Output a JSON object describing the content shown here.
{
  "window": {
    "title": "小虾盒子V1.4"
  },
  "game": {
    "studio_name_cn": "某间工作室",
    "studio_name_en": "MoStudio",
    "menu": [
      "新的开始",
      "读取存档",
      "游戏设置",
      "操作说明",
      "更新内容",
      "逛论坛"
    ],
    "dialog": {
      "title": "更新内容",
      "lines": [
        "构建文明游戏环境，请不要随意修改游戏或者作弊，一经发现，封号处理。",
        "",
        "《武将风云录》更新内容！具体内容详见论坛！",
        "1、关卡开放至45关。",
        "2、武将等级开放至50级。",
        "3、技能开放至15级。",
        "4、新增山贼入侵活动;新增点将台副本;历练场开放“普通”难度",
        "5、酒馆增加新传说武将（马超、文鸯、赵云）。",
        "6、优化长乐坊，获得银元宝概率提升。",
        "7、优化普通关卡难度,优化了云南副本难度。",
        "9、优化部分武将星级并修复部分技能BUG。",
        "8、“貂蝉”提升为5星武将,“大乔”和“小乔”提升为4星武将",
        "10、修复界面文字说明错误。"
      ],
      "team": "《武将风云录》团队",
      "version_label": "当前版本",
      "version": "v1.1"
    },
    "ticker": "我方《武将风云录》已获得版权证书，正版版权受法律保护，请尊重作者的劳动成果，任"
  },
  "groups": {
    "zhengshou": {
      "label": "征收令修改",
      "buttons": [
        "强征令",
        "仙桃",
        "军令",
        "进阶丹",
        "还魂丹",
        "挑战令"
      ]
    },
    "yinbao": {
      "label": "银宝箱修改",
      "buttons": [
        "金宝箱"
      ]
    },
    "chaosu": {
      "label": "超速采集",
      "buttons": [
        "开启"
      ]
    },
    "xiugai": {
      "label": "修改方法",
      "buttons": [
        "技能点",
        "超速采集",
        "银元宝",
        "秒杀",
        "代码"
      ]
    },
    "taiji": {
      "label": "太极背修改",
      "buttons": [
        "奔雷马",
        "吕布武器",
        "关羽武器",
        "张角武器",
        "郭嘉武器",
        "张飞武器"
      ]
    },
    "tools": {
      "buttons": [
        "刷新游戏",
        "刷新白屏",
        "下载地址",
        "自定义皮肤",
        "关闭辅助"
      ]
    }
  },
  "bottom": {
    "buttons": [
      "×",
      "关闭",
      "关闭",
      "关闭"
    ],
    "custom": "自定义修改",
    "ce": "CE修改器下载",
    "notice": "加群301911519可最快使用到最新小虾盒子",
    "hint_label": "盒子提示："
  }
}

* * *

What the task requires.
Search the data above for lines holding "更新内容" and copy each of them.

Response area.
      "更新内容",
      "title": "更新内容",
        "《武将风云录》更新内容！具体内容详见论坛！",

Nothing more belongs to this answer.